- Exercise brief: Show all lines from the records below in which the string "user" is present.

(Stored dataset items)

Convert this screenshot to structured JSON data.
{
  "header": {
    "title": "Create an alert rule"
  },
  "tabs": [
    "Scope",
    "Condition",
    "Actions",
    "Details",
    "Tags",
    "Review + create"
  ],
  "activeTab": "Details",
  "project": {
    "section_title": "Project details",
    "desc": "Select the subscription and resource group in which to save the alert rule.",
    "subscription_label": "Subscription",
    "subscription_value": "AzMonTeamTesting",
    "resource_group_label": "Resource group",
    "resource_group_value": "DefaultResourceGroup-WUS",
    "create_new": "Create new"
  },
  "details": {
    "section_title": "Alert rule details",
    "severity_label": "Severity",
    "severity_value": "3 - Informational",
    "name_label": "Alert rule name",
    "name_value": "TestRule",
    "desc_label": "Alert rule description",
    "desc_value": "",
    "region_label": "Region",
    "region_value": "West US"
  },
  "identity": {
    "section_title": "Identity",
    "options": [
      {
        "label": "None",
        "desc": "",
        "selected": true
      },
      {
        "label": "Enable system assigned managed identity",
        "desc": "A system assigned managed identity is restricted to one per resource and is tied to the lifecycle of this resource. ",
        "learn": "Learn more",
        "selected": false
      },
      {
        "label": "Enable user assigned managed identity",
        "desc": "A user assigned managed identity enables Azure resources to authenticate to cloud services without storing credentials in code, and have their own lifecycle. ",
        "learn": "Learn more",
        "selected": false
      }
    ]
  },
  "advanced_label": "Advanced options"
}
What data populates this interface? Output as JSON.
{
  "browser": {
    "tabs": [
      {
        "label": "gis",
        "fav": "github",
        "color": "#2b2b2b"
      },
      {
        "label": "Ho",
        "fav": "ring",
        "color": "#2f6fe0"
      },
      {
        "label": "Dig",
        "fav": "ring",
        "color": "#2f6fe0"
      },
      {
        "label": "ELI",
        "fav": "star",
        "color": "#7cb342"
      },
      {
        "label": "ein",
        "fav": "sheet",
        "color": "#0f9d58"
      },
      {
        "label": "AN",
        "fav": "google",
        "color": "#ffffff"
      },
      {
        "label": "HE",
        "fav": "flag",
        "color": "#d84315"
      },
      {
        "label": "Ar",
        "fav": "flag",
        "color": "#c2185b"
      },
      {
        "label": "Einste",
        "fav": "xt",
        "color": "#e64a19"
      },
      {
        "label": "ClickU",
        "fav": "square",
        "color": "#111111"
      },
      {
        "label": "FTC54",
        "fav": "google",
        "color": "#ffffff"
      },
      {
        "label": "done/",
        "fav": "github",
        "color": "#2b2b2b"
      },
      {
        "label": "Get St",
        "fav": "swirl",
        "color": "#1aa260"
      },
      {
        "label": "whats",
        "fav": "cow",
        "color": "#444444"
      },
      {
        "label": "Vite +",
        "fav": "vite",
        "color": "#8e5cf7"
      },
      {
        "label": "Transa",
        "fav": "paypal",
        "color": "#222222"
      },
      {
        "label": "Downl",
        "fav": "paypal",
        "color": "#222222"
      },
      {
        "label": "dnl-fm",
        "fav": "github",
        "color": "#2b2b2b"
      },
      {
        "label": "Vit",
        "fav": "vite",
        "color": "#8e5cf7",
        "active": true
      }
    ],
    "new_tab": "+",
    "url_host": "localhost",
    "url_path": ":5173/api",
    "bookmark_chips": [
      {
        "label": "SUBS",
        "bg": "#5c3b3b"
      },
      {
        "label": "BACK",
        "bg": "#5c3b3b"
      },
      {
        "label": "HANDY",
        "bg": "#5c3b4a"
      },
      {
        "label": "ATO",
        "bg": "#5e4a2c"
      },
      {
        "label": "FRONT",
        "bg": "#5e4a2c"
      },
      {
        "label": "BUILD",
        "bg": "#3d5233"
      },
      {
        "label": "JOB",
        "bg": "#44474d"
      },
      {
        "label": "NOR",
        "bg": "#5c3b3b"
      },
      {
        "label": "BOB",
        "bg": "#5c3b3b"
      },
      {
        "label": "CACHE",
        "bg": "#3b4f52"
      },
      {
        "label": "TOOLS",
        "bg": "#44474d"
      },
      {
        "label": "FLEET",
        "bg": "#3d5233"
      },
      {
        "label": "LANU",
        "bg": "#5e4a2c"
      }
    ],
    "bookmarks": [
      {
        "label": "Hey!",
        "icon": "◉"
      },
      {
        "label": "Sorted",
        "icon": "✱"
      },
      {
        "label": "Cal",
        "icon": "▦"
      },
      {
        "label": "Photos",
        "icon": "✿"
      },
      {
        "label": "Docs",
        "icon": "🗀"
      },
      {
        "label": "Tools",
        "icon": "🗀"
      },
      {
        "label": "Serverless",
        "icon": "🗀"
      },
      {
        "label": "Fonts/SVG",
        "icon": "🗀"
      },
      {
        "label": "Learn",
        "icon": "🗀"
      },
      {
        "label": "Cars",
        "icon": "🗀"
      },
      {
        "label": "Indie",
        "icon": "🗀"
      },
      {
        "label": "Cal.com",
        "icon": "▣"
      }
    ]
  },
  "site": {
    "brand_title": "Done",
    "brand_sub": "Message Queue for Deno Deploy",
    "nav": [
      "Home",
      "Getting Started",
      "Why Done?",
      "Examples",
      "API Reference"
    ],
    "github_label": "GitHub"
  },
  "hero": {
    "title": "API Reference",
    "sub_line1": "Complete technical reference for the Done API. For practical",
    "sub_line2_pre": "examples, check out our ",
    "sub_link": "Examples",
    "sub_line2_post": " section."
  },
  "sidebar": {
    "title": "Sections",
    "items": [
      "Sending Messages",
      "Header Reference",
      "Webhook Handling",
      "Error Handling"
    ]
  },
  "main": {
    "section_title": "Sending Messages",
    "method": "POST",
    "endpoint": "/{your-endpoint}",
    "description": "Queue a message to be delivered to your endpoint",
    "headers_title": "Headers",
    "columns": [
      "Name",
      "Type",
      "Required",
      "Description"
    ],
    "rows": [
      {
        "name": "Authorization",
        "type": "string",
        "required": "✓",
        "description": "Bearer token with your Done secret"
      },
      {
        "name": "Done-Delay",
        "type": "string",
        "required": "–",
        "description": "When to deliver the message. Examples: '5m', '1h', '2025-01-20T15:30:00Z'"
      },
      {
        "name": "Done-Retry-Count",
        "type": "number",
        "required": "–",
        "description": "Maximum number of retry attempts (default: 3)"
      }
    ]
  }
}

- Solution:
        "label": "Enable user assigned managed identity",
        "desc": "A user assigned managed identity enables Azure resources to authenticate to cloud services without storing credentials in code, and have their own lifecycle. ",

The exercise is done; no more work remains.